Government agencies get criticized for not moving quickly enough to adopt new technologies or processes.  Indeed, “agile” has been a watchword in government acquisition for several years now.  You’d think that contractors, themselves, could bend in any direction and run a sub-4 minute mile based on their advertising.  How agile really, though, is your organization?  How many layers of approval do you have to get to respond to a customer, send out a press release, or speak with a potential partner?  Too often contractors can be just as bogged down by internal processes as their government clients.  It’s great to send out a press release on the contract award you got on June 1st, but not so great if you can’t get it out the door till June 10th.  By then, the news cycle has turned several times.  Similarly, you’ve just gotten an e-mail from a prospective customer.  They want to see you next week about an actual project.  You look at your calendar and see almost no white space, with much of the calendar being devoted to internal BD meetings.  Putting the customer off can cost you an opportunity, ironically while you’re sitting in a conference room talking about opportunities.  Yes, processes can exist for a reason, but if your organization is a slave to process, it’s a cinch you’re not adept enough at moving at the speed of your customer’s need.  Getting out the scissors to cut through internal red tape might be the best thing you can do to boost your chances of closing federal business this summer

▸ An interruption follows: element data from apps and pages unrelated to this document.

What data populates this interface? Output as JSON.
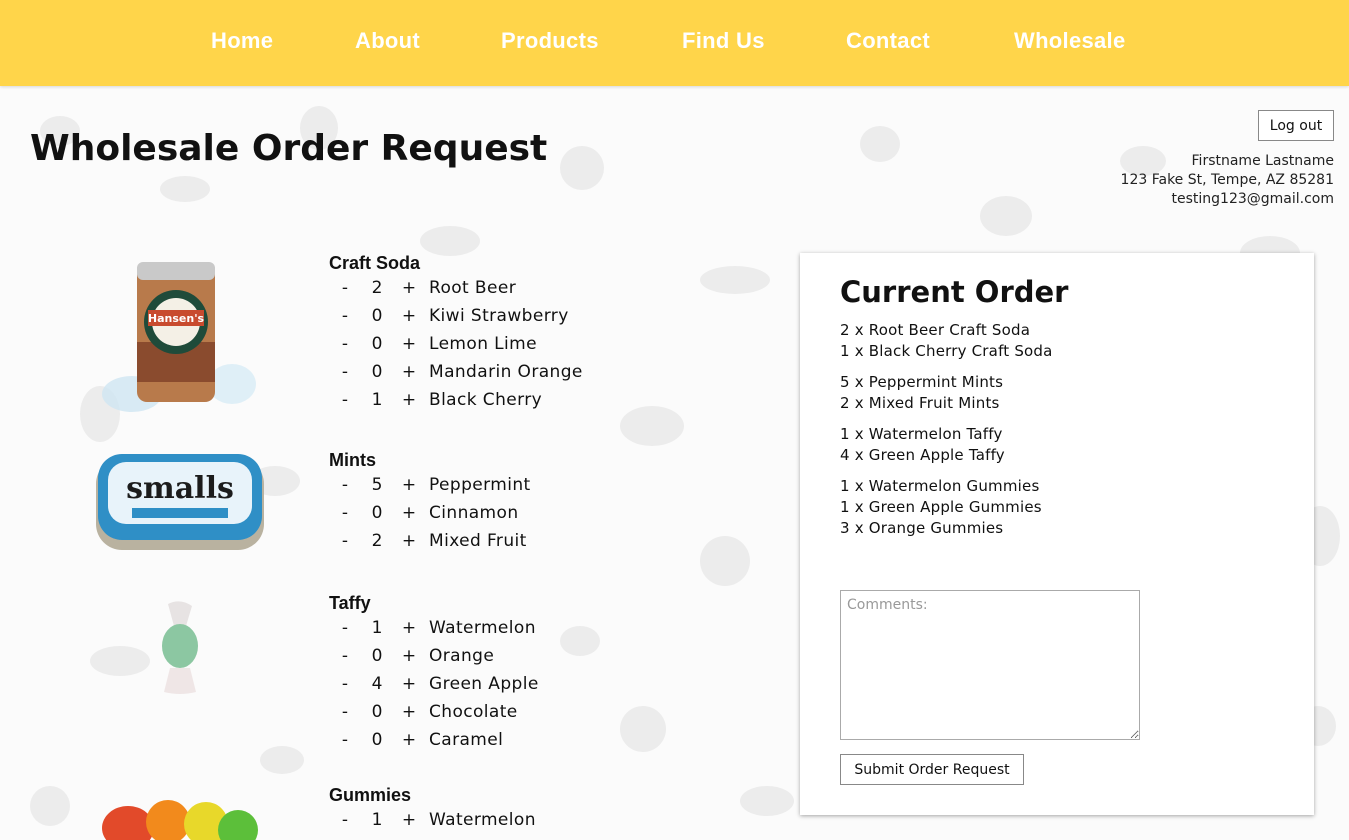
{
  "nav": {
    "items": [
      "Home",
      "About",
      "Products",
      "Find Us",
      "Contact",
      "Wholesale"
    ]
  },
  "page": {
    "title": "Wholesale Order Request",
    "logout_label": "Log out"
  },
  "user": {
    "name": "Firstname Lastname",
    "address": "123 Fake St, Tempe, AZ 85281",
    "email": "testing123@gmail.com"
  },
  "product_images": {
    "craft_soda": "Hansen's soda can",
    "mints": "Altoids smalls tin",
    "taffy": "Green taffy piece",
    "gummies": "Gummy bears"
  },
  "catalog": [
    {
      "category": "Craft Soda",
      "items": [
        {
          "qty": "2",
          "name": "Root Beer"
        },
        {
          "qty": "0",
          "name": "Kiwi Strawberry"
        },
        {
          "qty": "0",
          "name": "Lemon Lime"
        },
        {
          "qty": "0",
          "name": "Mandarin Orange"
        },
        {
          "qty": "1",
          "name": "Black Cherry"
        }
      ]
    },
    {
      "category": "Mints",
      "items": [
        {
          "qty": "5",
          "name": "Peppermint"
        },
        {
          "qty": "0",
          "name": "Cinnamon"
        },
        {
          "qty": "2",
          "name": "Mixed Fruit"
        }
      ]
    },
    {
      "category": "Taffy",
      "items": [
        {
          "qty": "1",
          "name": "Watermelon"
        },
        {
          "qty": "0",
          "name": "Orange"
        },
        {
          "qty": "4",
          "name": "Green Apple"
        },
        {
          "qty": "0",
          "name": "Chocolate"
        },
        {
          "qty": "0",
          "name": "Caramel"
        }
      ]
    },
    {
      "category": "Gummies",
      "items": [
        {
          "qty": "1",
          "name": "Watermelon"
        }
      ]
    }
  ],
  "controls": {
    "minus": "-",
    "plus": "+"
  },
  "order": {
    "title": "Current Order",
    "groups": [
      [
        "2 x Root Beer Craft Soda",
        "1 x Black Cherry Craft Soda"
      ],
      [
        "5 x Peppermint Mints",
        "2 x Mixed Fruit Mints"
      ],
      [
        "1 x Watermelon Taffy",
        "4 x Green Apple Taffy"
      ],
      [
        "1 x Watermelon Gummies",
        "1 x Green Apple Gummies",
        "3 x Orange Gummies"
      ]
    ],
    "comments_placeholder": "Comments:",
    "submit_label": "Submit Order Request"
  },
  "colors": {
    "nav_bg": "#ffd54a",
    "nav_text": "#ffffff"
  }
}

Welcome to the third quarter of the fiscal year.  The heat is up in both the market and outside.  It’s time for your company to shift strategies and tactics now that we’re moving closer into the federal busy season.  Here are a few tips to put your company in the best position to win:  1. Don’t expect a lot more “meet and greet” meetings this year.  Federal customers are increasingly defining project scopes and doing acquisition planning for what they’re going to purchase for the rest of the year.  That leaves little time to talk with newer entries.  You may be better off focusing on agencies with which you have existing contacts.  2.  Coordinate your marketing and sales efforts.  The Washington, D.C. airwaves are already full of contractor advertisements.  That’s earlier than normal, but it shows the importance of being able to get your message across in broadcast mediums so that it coordinates well with sales efforts.  There’s still time to conduct a coordinated strategic campaign.  Tactical marketing can come later.  3.  Strengthen your partner relationships.  September is not the time to go looking for a company that has the contract vehicle your prospective customer “has” to use.  Now is.  Make sure you have good relationships with companies that hold Best In Class and other contracts, small businesses, or niche players with unique solutions.  Q3 isn’t pre-season, but building a strong team now ensures that you can go deep into the September playoffs and win.  With so many agencies likely playing catch up for the rest of the year, business shouldn’t be dull.  Make sure you’ve laid the groundwork for your own success.